_WHAT NEEDS TO BE DONE_: Read the lines below and count those that have the word "Secondary". Respond with the number only.
┄┄┄┄┄┄┄┄┄┄
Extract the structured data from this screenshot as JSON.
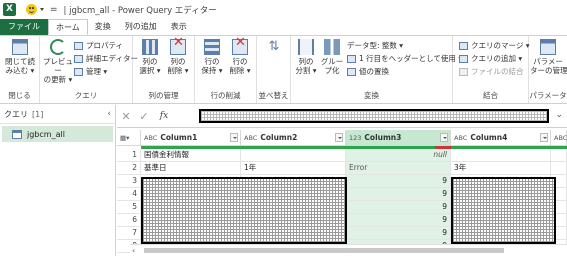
{
  "titlebar": {
    "app_logo": "X",
    "quick_access_eq": "=",
    "title": "| jgbcm_all - Power Query エディター"
  },
  "tabs": [
    {
      "label": "ファイル"
    },
    {
      "label": "ホーム"
    },
    {
      "label": "変換"
    },
    {
      "label": "列の追加"
    },
    {
      "label": "表示"
    }
  ],
  "ribbon": {
    "close": {
      "btn1": "閉じて読",
      "btn1b": "み込む ▾",
      "group": "閉じる"
    },
    "query": {
      "preview": "プレビュー",
      "preview_b": "の更新 ▾",
      "properties": "プロパティ",
      "advanced_editor": "詳細エディター",
      "manage": "管理 ▾",
      "group": "クエリ"
    },
    "columns": {
      "select": "列の",
      "select_b": "選択 ▾",
      "remove": "列の",
      "remove_b": "削除 ▾",
      "group": "列の管理"
    },
    "rows": {
      "keep": "行の",
      "keep_b": "保持 ▾",
      "remove": "行の",
      "remove_b": "削除 ▾",
      "group": "行の削減"
    },
    "sort": {
      "group": "並べ替え"
    },
    "transform": {
      "split": "列の",
      "split_b": "分割 ▾",
      "group_by": "グルー",
      "group_by_b": "プ化",
      "datatype": "データ型: 整数 ▾",
      "first_row_header": "1 行目をヘッダーとして使用 ▾",
      "replace": "値の置換",
      "group": "変換"
    },
    "combine": {
      "merge": "クエリのマージ ▾",
      "append": "クエリの追加 ▾",
      "combine_files": "ファイルの結合",
      "group": "結合"
    },
    "params": {
      "manage": "パラメー",
      "manage_b": "ターの管理 ▾",
      "group": "パラメータ"
    }
  },
  "queries_pane": {
    "title": "クエリ",
    "count": "[1]",
    "items": [
      {
        "label": "jgbcm_all"
      }
    ]
  },
  "grid": {
    "columns": [
      {
        "type": "ABC",
        "label": "Column1"
      },
      {
        "type": "ABC",
        "label": "Column2"
      },
      {
        "type": "123",
        "label": "Column3"
      },
      {
        "type": "ABC",
        "label": "Column4"
      },
      {
        "type": "ABC",
        "label": ""
      }
    ],
    "rows": [
      {
        "n": "1",
        "c1": "国債金利情報",
        "c2": "",
        "c3": "null",
        "c4": ""
      },
      {
        "n": "2",
        "c1": "基準日",
        "c2": "1年",
        "c3": "Error",
        "c4": "3年"
      },
      {
        "n": "3",
        "c1": "",
        "c2": "",
        "c3": "9",
        "c4": ""
      },
      {
        "n": "4",
        "c1": "",
        "c2": "",
        "c3": "9",
        "c4": ""
      },
      {
        "n": "5",
        "c1": "",
        "c2": "",
        "c3": "9",
        "c4": ""
      },
      {
        "n": "6",
        "c1": "",
        "c2": "",
        "c3": "9",
        "c4": ""
      },
      {
        "n": "7",
        "c1": "",
        "c2": "",
        "c3": "9",
        "c4": ""
      },
      {
        "n": "8",
        "c1": "",
        "c2": "",
        "c3": "9",
        "c4": ""
      }
    ]
  },
  "colors": {
    "excel_green": "#1d6f42",
    "selection_green": "#d5e9db",
    "quality_green": "#2ea44f",
    "error_red": "#d13438"
  }
}
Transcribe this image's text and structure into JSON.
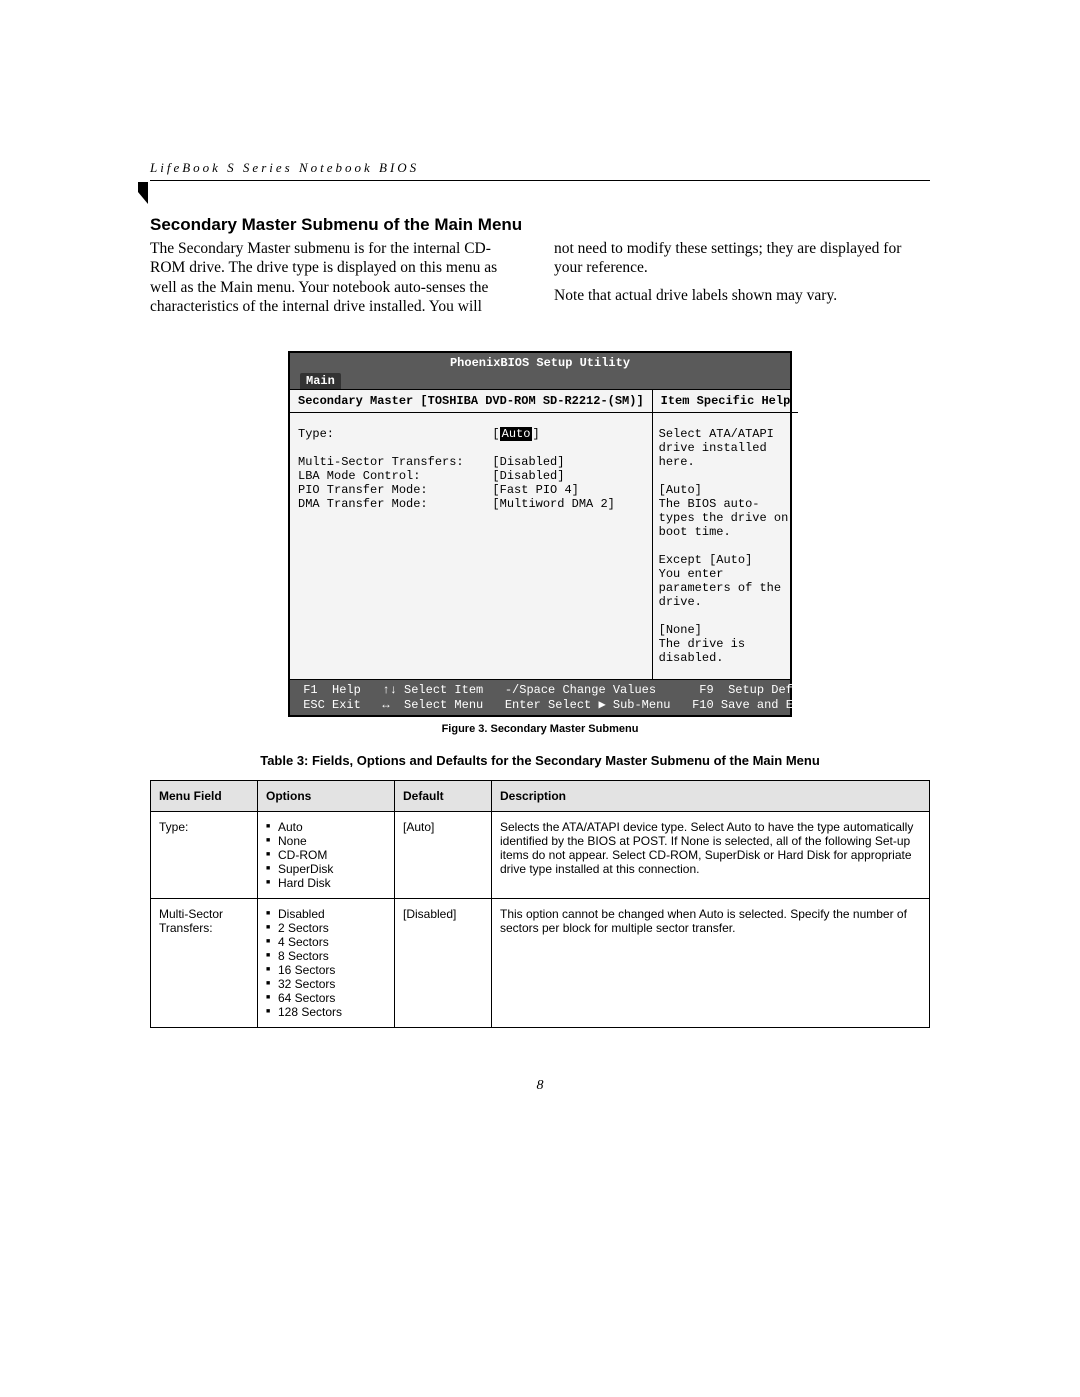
{
  "header_line": "LifeBook S Series Notebook BIOS",
  "section_title": "Secondary Master Submenu of the Main Menu",
  "intro_left": "The Secondary Master submenu is for the internal CD-ROM drive. The drive type is displayed on this menu as well as the Main menu. Your notebook auto-senses the characteristics of the internal drive installed. You will",
  "intro_right_1": "not need to modify these settings;  they are displayed for your reference.",
  "intro_right_2": "Note that actual drive labels shown may vary.",
  "bios": {
    "title": "PhoenixBIOS Setup Utility",
    "tab": "Main",
    "breadcrumb": "Secondary Master [TOSHIBA DVD-ROM SD-R2212-(SM)]",
    "help_header": "Item Specific Help",
    "type_label": "Type:",
    "type_value": "Auto",
    "rows": [
      {
        "label": "Multi-Sector Transfers:",
        "value": "[Disabled]"
      },
      {
        "label": "LBA Mode Control:",
        "value": "[Disabled]"
      },
      {
        "label": "PIO Transfer Mode:",
        "value": "[Fast PIO 4]"
      },
      {
        "label": "DMA Transfer Mode:",
        "value": "[Multiword DMA 2]"
      }
    ],
    "help_text": "Select ATA/ATAPI drive installed here.\n\n[Auto]\nThe BIOS auto-types the drive on boot time.\n\nExcept [Auto]\nYou enter parameters of the drive.\n\n[None]\nThe drive is disabled.",
    "footer": {
      "f1": "F1",
      "help": "Help",
      "selitem": "Select Item",
      "changespace": "-/Space",
      "changevals": "Change Values",
      "f9": "F9",
      "setupdef": "Setup Defaults",
      "esc": "ESC",
      "exit": "Exit",
      "selmenu": "Select Menu",
      "enter": "Enter",
      "submenu": "Select ▶ Sub-Menu",
      "f10": "F10",
      "save": "Save and Exit"
    }
  },
  "figure_caption": "Figure 3.  Secondary Master Submenu",
  "table_caption": "Table 3: Fields, Options and Defaults for the Secondary Master Submenu of the Main Menu",
  "table": {
    "headers": [
      "Menu Field",
      "Options",
      "Default",
      "Description"
    ],
    "rows": [
      {
        "field": "Type:",
        "options": [
          "Auto",
          "None",
          "CD-ROM",
          "SuperDisk",
          "Hard Disk"
        ],
        "default": "[Auto]",
        "description": "Selects the ATA/ATAPI device type. Select Auto to have the type automatically identified by the BIOS at POST. If None is selected, all of the following Set-up items do not appear. Select CD-ROM, SuperDisk or Hard Disk for appropriate drive type installed at this connection."
      },
      {
        "field": "Multi-Sector Transfers:",
        "options": [
          "Disabled",
          "2 Sectors",
          "4 Sectors",
          "8 Sectors",
          "16 Sectors",
          "32 Sectors",
          "64 Sectors",
          "128 Sectors"
        ],
        "default": "[Disabled]",
        "description": "This option cannot be changed when Auto is selected. Specify the number of sectors per block for multiple sector transfer."
      }
    ]
  },
  "page_number": "8"
}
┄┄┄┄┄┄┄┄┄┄
_PROBLEM SOLUTION_: 5